The Mediterranean has become a crucial area of passage for both migrants and refugees moving from the South towards the North. During the 1990s and early 2000s, the European Union focused on developing policies that allowed them to handle the arrival of people from the southern Mediterranean countries; now those countries are starting to be treated as areas of transit. On one hand, this is because the flows of people from southern Mediterranean countries have fallen.
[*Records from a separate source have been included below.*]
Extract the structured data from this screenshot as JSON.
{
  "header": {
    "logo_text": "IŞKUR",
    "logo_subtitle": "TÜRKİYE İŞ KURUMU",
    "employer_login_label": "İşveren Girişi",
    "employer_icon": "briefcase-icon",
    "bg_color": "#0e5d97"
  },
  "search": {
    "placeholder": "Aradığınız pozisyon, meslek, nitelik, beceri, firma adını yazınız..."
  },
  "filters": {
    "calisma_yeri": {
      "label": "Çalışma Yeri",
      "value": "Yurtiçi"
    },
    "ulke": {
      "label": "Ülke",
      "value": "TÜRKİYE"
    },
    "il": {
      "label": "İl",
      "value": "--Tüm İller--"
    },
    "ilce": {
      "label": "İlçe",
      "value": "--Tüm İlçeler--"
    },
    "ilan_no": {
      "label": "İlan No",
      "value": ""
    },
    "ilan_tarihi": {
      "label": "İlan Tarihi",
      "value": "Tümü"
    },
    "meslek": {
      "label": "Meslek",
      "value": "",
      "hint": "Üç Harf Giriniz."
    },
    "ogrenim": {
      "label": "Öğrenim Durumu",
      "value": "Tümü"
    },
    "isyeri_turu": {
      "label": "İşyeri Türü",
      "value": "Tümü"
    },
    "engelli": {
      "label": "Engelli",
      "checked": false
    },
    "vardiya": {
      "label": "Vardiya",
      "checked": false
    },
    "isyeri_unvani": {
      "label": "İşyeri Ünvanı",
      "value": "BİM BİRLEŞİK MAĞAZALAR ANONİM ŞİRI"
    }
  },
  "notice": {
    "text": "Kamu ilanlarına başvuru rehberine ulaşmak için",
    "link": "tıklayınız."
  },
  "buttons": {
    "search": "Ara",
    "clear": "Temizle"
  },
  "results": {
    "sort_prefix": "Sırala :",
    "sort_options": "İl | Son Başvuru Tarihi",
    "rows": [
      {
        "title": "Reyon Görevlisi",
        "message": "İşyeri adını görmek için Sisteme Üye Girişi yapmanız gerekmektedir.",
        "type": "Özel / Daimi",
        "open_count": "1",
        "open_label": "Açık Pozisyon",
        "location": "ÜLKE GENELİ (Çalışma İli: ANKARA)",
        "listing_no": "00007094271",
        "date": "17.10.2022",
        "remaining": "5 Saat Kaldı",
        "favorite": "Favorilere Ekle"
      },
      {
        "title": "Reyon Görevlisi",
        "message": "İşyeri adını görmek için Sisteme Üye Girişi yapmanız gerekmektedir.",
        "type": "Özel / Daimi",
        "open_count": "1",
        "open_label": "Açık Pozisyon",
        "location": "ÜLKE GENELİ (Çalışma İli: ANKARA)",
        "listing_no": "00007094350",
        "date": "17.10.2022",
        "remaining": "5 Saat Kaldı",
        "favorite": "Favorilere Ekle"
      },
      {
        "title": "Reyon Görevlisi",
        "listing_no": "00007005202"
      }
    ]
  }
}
On the other hand, it is due to a higher number of people arriving from Sub-Saharan Africa and Middle Eastern countries in conflict (Syria, Iraq and Afghanistan, in particular) who get stuck in the countries of the southern and eastern Mediterranean (SEM). The characteristics of migrants coming from these countries have changed over time: they tend to be young people who emigrate alone and are increasingly well qualified, both in terms of their education and training (OECD, 2015).

DOI: doi.org/10.24241/swpr.2017.9.1

E-ISSN: 2564-9159